** Opening Dataset block **

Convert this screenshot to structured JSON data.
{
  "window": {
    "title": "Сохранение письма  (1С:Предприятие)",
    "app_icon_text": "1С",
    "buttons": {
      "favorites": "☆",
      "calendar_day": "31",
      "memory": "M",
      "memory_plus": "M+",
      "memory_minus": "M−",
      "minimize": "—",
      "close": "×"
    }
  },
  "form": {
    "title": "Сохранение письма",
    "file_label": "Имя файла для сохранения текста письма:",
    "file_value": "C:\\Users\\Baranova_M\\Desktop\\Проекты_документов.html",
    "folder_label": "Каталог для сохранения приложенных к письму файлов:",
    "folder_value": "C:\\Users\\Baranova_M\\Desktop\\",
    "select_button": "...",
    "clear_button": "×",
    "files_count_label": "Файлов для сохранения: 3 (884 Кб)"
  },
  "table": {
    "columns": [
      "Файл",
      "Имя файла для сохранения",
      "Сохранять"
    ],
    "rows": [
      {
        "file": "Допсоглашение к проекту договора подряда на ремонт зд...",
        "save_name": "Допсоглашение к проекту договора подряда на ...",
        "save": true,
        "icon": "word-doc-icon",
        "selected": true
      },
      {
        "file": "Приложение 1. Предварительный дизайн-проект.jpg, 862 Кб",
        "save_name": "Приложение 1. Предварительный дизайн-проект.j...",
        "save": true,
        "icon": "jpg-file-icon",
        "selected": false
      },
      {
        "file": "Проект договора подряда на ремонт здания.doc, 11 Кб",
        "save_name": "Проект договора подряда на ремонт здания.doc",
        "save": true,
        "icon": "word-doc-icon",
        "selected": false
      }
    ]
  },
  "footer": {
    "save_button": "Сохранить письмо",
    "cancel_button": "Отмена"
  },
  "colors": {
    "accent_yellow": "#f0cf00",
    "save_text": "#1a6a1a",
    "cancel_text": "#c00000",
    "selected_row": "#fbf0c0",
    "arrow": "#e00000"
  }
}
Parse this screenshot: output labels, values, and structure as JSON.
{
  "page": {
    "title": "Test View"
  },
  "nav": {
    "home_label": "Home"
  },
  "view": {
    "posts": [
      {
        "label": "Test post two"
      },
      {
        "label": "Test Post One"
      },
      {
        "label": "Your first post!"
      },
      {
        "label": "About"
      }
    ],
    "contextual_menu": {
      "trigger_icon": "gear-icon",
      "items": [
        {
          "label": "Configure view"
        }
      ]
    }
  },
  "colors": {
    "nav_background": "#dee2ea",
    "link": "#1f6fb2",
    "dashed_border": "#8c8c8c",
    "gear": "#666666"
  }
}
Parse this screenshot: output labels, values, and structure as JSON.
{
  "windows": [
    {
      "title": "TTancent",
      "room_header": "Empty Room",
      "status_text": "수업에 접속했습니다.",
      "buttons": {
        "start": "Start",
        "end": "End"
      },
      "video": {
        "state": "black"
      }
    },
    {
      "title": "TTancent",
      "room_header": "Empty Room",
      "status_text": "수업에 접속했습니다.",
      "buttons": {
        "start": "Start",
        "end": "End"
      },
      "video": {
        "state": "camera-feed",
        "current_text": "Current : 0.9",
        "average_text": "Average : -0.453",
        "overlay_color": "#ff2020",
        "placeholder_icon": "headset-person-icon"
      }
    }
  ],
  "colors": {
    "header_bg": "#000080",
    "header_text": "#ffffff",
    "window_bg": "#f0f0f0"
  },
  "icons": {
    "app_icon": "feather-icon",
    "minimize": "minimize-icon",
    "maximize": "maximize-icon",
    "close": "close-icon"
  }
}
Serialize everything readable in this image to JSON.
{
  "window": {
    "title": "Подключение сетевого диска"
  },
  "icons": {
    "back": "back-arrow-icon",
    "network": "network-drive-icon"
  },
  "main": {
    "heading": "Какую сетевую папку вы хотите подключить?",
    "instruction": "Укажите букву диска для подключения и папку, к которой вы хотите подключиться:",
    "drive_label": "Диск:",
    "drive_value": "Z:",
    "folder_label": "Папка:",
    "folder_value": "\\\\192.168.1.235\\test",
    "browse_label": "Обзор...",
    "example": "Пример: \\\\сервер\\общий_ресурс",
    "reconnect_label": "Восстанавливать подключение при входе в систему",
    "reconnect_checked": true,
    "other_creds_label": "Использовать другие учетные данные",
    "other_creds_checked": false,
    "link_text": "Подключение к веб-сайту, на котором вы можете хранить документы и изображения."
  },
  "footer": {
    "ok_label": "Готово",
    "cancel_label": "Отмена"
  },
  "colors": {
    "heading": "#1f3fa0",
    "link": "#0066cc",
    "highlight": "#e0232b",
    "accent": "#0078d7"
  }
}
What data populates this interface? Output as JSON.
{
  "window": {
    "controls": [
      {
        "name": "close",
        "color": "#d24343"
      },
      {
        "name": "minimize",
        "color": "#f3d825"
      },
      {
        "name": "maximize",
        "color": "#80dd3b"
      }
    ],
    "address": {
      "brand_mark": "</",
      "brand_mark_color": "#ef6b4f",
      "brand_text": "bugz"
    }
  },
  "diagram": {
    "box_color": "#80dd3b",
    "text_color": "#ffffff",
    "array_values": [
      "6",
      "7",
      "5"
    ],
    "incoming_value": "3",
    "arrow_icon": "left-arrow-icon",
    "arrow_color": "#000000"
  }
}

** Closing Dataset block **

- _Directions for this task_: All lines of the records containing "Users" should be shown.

- _Exercise solution_:
    "file_value": "C:\\Users\\Baranova_M\\Desktop\\Проекты_документов.html",
    "folder_value": "C:\\Users\\Baranova_M\\Desktop\\",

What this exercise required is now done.